"Phenomenologists generally argue that naturalism overlooks and cannot account for the necessary conditions of its own possibility. [...] Husserl (1970) also argues that scientific naturalism presupposes and overlooks the 'life-world' as a transcendental structure of intersubjective understanding, without which science would not be possible."

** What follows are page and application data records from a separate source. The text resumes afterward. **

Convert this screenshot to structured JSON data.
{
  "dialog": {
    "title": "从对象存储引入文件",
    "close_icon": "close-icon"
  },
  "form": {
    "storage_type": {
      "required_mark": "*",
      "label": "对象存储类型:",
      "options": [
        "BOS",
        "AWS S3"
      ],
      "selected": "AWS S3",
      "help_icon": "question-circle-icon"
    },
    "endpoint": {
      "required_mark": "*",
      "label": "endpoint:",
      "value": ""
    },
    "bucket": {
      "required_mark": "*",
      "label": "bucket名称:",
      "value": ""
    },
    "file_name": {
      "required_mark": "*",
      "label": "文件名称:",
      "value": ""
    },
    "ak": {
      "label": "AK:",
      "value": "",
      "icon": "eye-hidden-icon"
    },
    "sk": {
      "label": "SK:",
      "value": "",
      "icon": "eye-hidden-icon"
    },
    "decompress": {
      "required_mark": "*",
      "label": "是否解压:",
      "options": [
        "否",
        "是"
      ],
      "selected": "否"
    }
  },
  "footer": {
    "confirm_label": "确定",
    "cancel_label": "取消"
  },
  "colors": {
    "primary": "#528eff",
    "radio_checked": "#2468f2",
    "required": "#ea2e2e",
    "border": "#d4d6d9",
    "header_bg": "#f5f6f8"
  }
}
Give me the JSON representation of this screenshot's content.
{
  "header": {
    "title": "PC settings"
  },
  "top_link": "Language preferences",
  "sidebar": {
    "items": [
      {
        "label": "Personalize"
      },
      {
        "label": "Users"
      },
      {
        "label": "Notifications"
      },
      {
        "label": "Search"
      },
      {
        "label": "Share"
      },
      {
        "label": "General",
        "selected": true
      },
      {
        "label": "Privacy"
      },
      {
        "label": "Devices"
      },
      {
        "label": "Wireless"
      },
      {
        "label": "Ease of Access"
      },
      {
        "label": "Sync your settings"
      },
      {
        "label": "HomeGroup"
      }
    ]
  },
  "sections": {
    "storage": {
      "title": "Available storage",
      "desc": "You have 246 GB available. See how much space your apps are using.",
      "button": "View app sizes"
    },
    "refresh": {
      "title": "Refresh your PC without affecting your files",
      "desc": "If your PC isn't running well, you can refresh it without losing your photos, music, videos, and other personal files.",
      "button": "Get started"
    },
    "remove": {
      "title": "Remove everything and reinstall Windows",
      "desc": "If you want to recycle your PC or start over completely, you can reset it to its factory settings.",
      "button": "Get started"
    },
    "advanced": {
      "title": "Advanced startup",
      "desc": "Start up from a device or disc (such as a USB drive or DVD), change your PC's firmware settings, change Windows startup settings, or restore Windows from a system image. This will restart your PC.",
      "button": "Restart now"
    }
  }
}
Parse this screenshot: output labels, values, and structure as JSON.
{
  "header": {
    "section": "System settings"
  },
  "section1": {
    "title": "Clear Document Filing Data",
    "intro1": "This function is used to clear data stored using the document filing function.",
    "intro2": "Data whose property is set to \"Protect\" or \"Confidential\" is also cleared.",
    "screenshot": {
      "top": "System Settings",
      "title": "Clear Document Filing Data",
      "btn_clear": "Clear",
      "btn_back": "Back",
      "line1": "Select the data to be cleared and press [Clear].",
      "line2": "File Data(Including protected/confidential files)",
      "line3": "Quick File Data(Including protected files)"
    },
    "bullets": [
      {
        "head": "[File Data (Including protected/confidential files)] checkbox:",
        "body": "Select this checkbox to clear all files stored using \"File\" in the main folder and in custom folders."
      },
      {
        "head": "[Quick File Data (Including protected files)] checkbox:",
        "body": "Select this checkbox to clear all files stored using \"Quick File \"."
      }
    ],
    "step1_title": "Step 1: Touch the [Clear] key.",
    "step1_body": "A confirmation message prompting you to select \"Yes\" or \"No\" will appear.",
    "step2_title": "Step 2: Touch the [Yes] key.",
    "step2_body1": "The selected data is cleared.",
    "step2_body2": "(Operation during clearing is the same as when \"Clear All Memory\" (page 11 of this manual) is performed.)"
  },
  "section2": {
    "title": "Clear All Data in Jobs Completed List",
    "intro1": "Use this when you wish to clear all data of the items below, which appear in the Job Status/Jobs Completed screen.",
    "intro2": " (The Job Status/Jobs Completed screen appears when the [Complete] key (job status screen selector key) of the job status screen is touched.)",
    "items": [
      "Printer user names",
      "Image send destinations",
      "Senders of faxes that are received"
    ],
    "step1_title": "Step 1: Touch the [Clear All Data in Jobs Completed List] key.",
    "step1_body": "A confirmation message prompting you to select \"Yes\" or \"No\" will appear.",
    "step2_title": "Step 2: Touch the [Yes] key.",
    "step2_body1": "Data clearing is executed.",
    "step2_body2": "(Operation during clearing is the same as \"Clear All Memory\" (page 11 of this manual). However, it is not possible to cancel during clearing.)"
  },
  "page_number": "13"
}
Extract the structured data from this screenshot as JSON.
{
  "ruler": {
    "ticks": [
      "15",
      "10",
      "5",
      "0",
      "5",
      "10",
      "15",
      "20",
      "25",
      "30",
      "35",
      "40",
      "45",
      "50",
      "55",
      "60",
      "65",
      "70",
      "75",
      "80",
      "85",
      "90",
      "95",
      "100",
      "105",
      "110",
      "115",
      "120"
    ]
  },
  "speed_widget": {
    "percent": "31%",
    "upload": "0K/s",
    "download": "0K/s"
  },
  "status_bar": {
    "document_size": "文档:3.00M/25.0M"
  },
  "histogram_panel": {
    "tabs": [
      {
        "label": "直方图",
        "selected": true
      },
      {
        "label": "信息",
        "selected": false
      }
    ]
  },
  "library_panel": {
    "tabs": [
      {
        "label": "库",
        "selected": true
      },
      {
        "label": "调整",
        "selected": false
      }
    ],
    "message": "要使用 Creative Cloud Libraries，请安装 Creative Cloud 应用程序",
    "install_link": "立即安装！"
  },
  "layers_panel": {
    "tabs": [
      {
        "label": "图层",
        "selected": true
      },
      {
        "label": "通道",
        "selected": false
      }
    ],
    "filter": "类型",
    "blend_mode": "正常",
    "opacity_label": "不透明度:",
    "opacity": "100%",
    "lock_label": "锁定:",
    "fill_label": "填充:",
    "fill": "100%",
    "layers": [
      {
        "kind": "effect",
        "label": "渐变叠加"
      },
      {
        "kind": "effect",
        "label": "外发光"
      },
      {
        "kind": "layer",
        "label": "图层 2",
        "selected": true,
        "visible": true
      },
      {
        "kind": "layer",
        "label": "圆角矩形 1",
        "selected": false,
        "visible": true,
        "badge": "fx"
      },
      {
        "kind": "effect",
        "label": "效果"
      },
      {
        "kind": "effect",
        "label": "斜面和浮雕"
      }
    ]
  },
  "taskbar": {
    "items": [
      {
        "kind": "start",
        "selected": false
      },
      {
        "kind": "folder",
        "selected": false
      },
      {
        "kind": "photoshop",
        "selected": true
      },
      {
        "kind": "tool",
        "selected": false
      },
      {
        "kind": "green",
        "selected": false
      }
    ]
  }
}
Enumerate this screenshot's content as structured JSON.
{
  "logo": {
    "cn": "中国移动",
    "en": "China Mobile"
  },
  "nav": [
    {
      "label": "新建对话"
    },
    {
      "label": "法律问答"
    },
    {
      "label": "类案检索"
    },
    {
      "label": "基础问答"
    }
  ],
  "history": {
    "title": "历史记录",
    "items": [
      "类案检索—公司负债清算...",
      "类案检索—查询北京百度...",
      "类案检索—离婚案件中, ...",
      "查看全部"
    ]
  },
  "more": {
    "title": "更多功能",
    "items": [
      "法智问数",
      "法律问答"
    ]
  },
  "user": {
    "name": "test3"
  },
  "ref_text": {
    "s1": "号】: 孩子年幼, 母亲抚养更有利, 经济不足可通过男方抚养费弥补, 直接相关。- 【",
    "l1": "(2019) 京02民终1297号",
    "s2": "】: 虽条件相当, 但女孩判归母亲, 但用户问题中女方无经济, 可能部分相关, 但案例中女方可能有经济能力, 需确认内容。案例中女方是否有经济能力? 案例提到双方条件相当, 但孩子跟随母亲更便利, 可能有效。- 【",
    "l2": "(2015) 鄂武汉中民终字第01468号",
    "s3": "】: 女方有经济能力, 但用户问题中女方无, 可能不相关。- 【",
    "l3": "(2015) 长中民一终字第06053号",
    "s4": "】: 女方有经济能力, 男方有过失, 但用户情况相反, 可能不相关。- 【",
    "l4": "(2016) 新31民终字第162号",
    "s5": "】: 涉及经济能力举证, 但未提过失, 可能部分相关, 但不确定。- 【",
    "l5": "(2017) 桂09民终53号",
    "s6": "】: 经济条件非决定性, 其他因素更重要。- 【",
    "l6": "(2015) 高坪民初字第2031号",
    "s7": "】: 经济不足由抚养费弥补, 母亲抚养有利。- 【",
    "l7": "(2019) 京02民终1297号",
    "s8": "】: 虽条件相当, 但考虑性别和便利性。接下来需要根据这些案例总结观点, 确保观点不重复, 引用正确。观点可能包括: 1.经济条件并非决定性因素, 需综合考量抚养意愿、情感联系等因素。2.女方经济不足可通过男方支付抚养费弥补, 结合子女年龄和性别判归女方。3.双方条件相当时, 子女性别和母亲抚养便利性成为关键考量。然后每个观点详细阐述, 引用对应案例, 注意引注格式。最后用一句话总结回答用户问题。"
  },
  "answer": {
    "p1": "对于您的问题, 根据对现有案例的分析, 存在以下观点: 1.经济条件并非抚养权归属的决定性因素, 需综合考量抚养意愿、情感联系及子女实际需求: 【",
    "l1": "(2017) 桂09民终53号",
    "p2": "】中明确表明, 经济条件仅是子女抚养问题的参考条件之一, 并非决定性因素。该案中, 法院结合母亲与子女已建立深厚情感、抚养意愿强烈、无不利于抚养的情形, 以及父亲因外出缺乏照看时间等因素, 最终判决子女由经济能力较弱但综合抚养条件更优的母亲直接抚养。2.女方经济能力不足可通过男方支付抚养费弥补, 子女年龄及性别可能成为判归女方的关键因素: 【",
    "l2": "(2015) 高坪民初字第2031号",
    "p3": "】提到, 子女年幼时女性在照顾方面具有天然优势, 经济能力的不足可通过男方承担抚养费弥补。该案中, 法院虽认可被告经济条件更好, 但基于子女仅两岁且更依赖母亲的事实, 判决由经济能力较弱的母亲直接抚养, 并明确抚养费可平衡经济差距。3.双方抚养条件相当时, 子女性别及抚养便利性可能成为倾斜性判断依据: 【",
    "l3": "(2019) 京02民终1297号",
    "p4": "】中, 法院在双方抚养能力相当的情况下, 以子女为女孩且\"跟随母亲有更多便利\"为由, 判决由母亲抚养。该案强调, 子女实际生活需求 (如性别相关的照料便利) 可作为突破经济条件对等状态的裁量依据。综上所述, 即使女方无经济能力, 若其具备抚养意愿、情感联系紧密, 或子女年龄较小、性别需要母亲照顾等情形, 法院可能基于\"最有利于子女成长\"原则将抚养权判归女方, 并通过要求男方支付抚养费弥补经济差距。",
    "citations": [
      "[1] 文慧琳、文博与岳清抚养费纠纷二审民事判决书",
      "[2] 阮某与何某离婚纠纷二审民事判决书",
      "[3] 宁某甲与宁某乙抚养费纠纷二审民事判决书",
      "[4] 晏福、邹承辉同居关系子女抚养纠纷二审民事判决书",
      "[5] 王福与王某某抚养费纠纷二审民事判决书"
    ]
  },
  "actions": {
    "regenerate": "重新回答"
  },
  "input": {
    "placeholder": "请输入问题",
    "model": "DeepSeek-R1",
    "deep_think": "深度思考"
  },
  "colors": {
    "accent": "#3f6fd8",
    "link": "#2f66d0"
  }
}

"Cognitive science and phenomenology can be mutually enlightening and reciprocally constraining. [...] By proposing that to reconcile naturalism and transcendental phenomenology we need naturalism to be 'minimal' and the transcendental to be 'domesticated.' 'Minimal naturalism' requires phenomenological accounts not to conflict with science but allows for the possibility that empirical science may not be able to illuminate certain cognitive phenomena (e.g., constitutively normative or ethical ones), whereas the 'domesticated transcendental' takes the necessary conditions of possibility for human cognition to be historically contingent (where 'history' includes natural and cultural history)."
And this one seems akin to the object a at the heart of Bryant's model:
"Grasping the world in perception and thought as an open space of possibilities of presence and absence. [...] Following Husserl, Ratcliffe claims that our ability to distinguish between 'is' and 'is not" presupposes an understanding of the world as a richly structured cognitive and affective possibility space."